As I've been reviewing
What's new and created
Few programmers've been canoeing
But instead have updated.
I received a call a few weeks ago from someone who read about Michael Newman's Poetry Processor in "The Personal Computer Book." Apparently, the phone number and address listed there were no longer correct.

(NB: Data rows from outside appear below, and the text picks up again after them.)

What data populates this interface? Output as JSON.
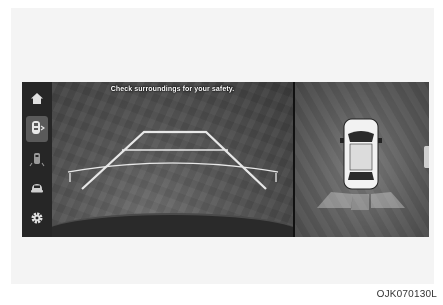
{
  "screen": {
    "warning_text": "Check surroundings for your safety.",
    "sidebar": [
      {
        "icon": "home-icon",
        "active": false
      },
      {
        "icon": "rear-view-camera-icon",
        "active": true
      },
      {
        "icon": "rear-side-view-icon",
        "active": false
      },
      {
        "icon": "top-view-icon",
        "active": false
      },
      {
        "icon": "gear-icon",
        "active": false
      }
    ],
    "colors": {
      "guide_white": "#e8e8e8",
      "sidebar_bg": "#262626",
      "active_bg": "#5a5a5a"
    }
  },
  "caption": "OJK070130L"
}
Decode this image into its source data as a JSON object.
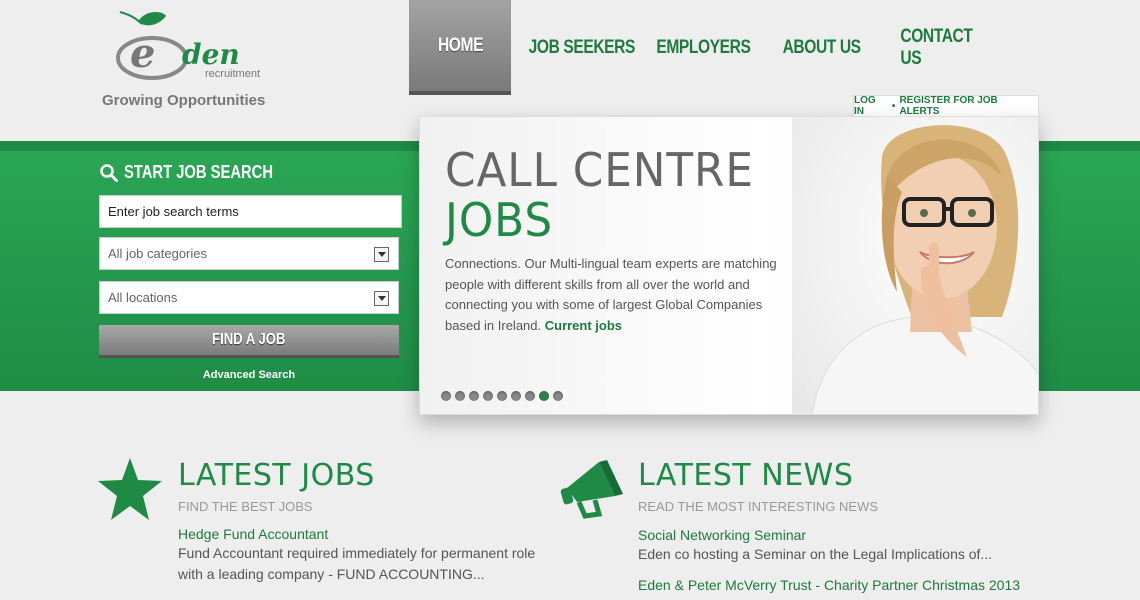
{
  "logo": {
    "brand_e": "e",
    "brand_den": "den",
    "sub": "recruitment",
    "tagline": "Growing Opportunities"
  },
  "nav": {
    "items": [
      {
        "label": "HOME",
        "active": true
      },
      {
        "label": "JOB SEEKERS"
      },
      {
        "label": "EMPLOYERS"
      },
      {
        "label": "ABOUT US"
      },
      {
        "label": "CONTACT US"
      }
    ]
  },
  "account": {
    "login": "LOG IN",
    "separator": "•",
    "register": "REGISTER FOR JOB ALERTS"
  },
  "search": {
    "title": "START JOB SEARCH",
    "terms_value": "Enter job search terms",
    "category_selected": "All job categories",
    "location_selected": "All locations",
    "find_button": "FIND A JOB",
    "advanced": "Advanced Search"
  },
  "slider": {
    "title_line1": "CALL CENTRE",
    "title_line2": "JOBS",
    "body": "Connections. Our Multi-lingual team experts are matching people with different skills from all over the world and connecting you with some of largest Global Companies based in Ireland.",
    "link": "Current jobs",
    "dot_count": 9,
    "active_dot": 8
  },
  "latest_jobs": {
    "title": "LATEST JOBS",
    "subtitle": "FIND THE BEST JOBS",
    "items": [
      {
        "title": "Hedge Fund Accountant",
        "desc_line1": "Fund Accountant required immediately for permanent role",
        "desc_line2": "with a leading company - FUND ACCOUNTING..."
      }
    ]
  },
  "latest_news": {
    "title": "LATEST NEWS",
    "subtitle": "READ THE MOST INTERESTING NEWS",
    "items": [
      {
        "title": "Social Networking Seminar",
        "desc": "Eden co hosting a Seminar on the Legal Implications of..."
      },
      {
        "title": "Eden & Peter McVerry Trust - Charity Partner Christmas 2013"
      }
    ]
  },
  "colors": {
    "brand_green": "#1e8a45",
    "nav_active_gray": "#8a8a8a",
    "background": "#eeeeee"
  }
}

As luck would have it, Michael Newman called a few days later to say he and his company have moved to Connecticut. (He was disturbed to hear his calls were not being forwarded as they should be.) His new address is: NewManWare, 84 Front St., New Haven, Conn. 06513; (203) 498-9346. His four programs -- Poetry Processor, Orpheus A-B-C, Tutorial and Electronic Rhyming Dictionary -- are selling as a package for around $130.
The Macintosh Bible: "The Macintosh Bible," the best-selling Mac book in the world (379,000 copies in print), has been revised. It's now in its third edition, with 1,120 easy-to-read pages. I gave it to a Mac friend of mine who, when I called her, said she was quite surprised. "It's actually fun to read. I've been reading it in bed lately instead of my novel." Hmmm. She's part of a new generation, I guess.
The book, however, covers every nook and folder of a Mac with frivolity (imagine that!) and makes what could be a dull subject enjoyable. Its back cover claims "No Cholesterol." The book lists for $28 from Goldstein & Blair.
The same people have also come out with "The Macintosh Bible Software Disks" ($20), which contain handy public domain programs, shareware, templates, fonts and art on two disks. The company's "What Do I Do Now? Book" ($12) deals with hundreds of possible problems. (Goldstein & Blair, Box 7635, Berkeley, Calif. 94707; 415-524-4000.)
WinSleuth and MacSleuth: A while back I mentioned SysteSleuth for IBMs and compatibles. The program reveals and diagnoses the state of your computer. It tells you much about what goes on, what interrupt calls your expansion boards are making (are your add-on boards calling their relatives in Japan?) and a number of things that computer enthusiasts -- but not beginners -- might want to know.
The company has introduced a similar program under Windows and calls it WinSleuth. And there's a version for the Mac named MacSleuth.
Yes, the computer for "the rest of us" can be as confounding as anything else, and MacSleuth can untie the knots of frustration. I don't own a Mac, so I can't tell you if it's good, but it's worth mentioning. The programs are $149. (Dariana Technology Group, Hermosa Circle, Buena Park, Calif. 90620; 714-994-7400.)
Additions to the Knowledge Index: The Knowledge Index, whicfeeds my information frenzy, has added more data bases. The Educational Directory provides comprehensive and current information on public and private schools in the United States, from kindergarten through graduate level. The San Francisco Chronicle, full-text, has come online, as has the Quotations data base, which is a giant file of literary, political and other quotations of note. KI also adds Ageline, a data base for the study of aging in social, psychological, health-related and economic contexts. (Dialog Information Services, 3460 Hillview Ave., Palo Alto, Calif. 94304; 800-334-2564.)